July is National Ice Cream Month. Did you know that? To celebrate this distinction I pulled out my ice cream maker from the cupboard and made some mint chip ice cream.
This isn't like the mint chip I grew up. You know, the kind that was tinted bright green? This ice cream is naturally flavored and colored using actual mint leaves, hence the pale color. When you take a bite the first thing you notice is the distinct, yet subtle mint flavor followed by a hit of bittersweet chocolate. So refreshing!
Mint Chip Ice Cream (from David Lebovitz)
1 cup (250 ml) whole milk3/4 cup (150 g) sugar
2 cups (500 ml) heavy cream
pinch of salt
2 cups packed (80 gr) fresh mint leaves
5 large egg yolks
5 ounces (140 gr) bittersweet or semisweet chocolate, chopped
In a medium saucepan, warm the milk, sugar, 1 cup (250 ml) heavy cream, salt, and mint.
Once the mixture is hot and steaming, remove from heat, cover, and let stand for an hour to infuse the mint flavor.
Remove the mint with a strainer, then press down with a spatula firmly to extract as much mint flavor and color as possible. (You can also use well-washed hands to do it as well, making sure the mixture isn't too hot to safely handle.) Once the flavor is squeezed out, discard the mint.
Pour the remaining heavy cream into a large bowl and set the strainer over the top.
Rewarm the infused milk. In a separate bowl, whisk together the egg yolks, then slowly pour some of the warm mint mixture into the yolks, whisking constantly, then scrape the warmed yolks back into the saucepan.
Cook the custard, stirring constantly with a heatproof spatula, until the mixture thickens and coats the spatula. If using an instant read thermometer, it should read around 170ºF (77ºC).
Immediately strain the mixture into the cream, then stir the mixture over an ice bath until cool.
Refrigerate the mixture thoroughly, preferably overnight, then freeze it in your ice cream maker according to the manufacturer's instructions.
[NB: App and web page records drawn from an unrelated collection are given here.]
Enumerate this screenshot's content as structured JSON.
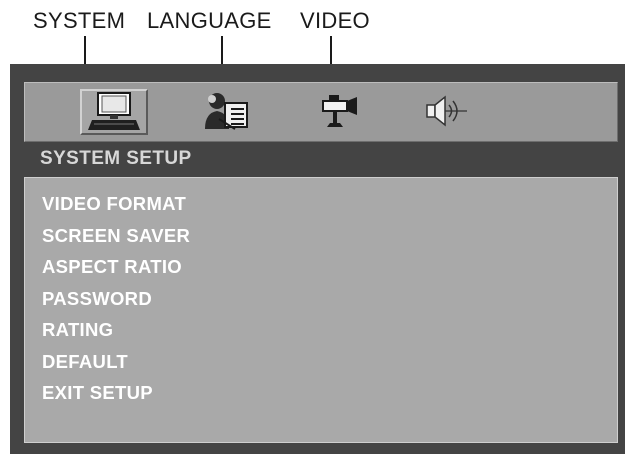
{
  "callouts": [
    {
      "label": "SYSTEM",
      "icon": "monitor-icon"
    },
    {
      "label": "LANGUAGE",
      "icon": "person-speaking-icon"
    },
    {
      "label": "VIDEO",
      "icon": "video-camera-icon"
    }
  ],
  "tabs": [
    {
      "icon": "monitor-icon",
      "active": true
    },
    {
      "icon": "person-speaking-icon",
      "active": false
    },
    {
      "icon": "video-camera-icon",
      "active": false
    },
    {
      "icon": "speaker-icon",
      "active": false
    }
  ],
  "section_title": "SYSTEM SETUP",
  "menu_items": [
    "VIDEO FORMAT",
    "SCREEN SAVER",
    "ASPECT RATIO",
    "PASSWORD",
    "RATING",
    "DEFAULT",
    "EXIT SETUP"
  ],
  "colors": {
    "osd_frame": "#444444",
    "icon_bar": "#9a9a9a",
    "menu_panel": "#a9a9a9",
    "menu_text": "#ffffff",
    "title_text": "#d7d7d7"
  }
}
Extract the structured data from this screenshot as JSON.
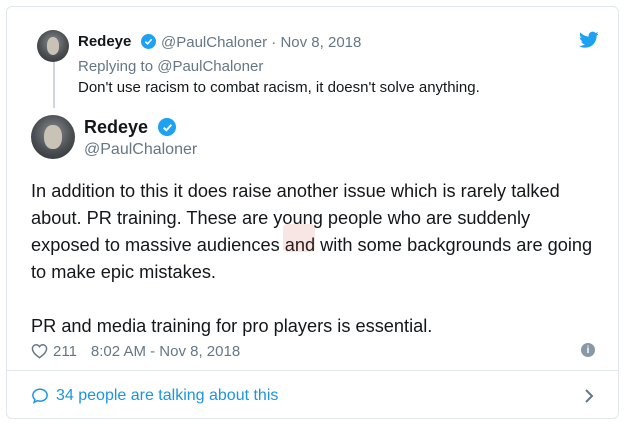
{
  "quoted_tweet": {
    "display_name": "Redeye",
    "handle_date": "@PaulChaloner · Nov 8, 2018",
    "replying_to": "Replying to @PaulChaloner",
    "text": "Don't use racism to combat racism, it doesn't solve anything."
  },
  "main_tweet": {
    "display_name": "Redeye",
    "handle": "@PaulChaloner",
    "paragraphs": [
      "In addition to this it does raise another issue which is rarely talked about. PR training. These are young people who are suddenly exposed to massive audiences and with some backgrounds are going to make epic mistakes.",
      "PR and media training for pro players is essential."
    ],
    "like_count": "211",
    "timestamp": "8:02 AM - Nov 8, 2018"
  },
  "footer": {
    "talking_text": "34 people are talking about this"
  },
  "colors": {
    "accent": "#1da1f2",
    "link": "#1b95e0",
    "muted": "#657786",
    "border": "#e1e8ed"
  },
  "icons": [
    "twitter-bird-icon",
    "verified-badge-icon",
    "heart-icon",
    "info-icon",
    "speech-bubble-icon",
    "chevron-right-icon"
  ]
}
While the mixture is freezing, melt the chocolate in a small bowl over a pot of simmering water, or in a microwave oven on low power, stirring until smooth. Place a storage container in the freezer.
When the ice cream in the machine is ready, scribble some of the chocolate into the container, then add a layer of the just-churned ice cream to the container. Scribble melted chocolate over the top of the ice cream, then quickly stir it in, breaking up the chocolate into irregular pieces. Continue layering the ice cream, scribbling more chocolate and stirring as you go.
When finished, cover and freeze until firm.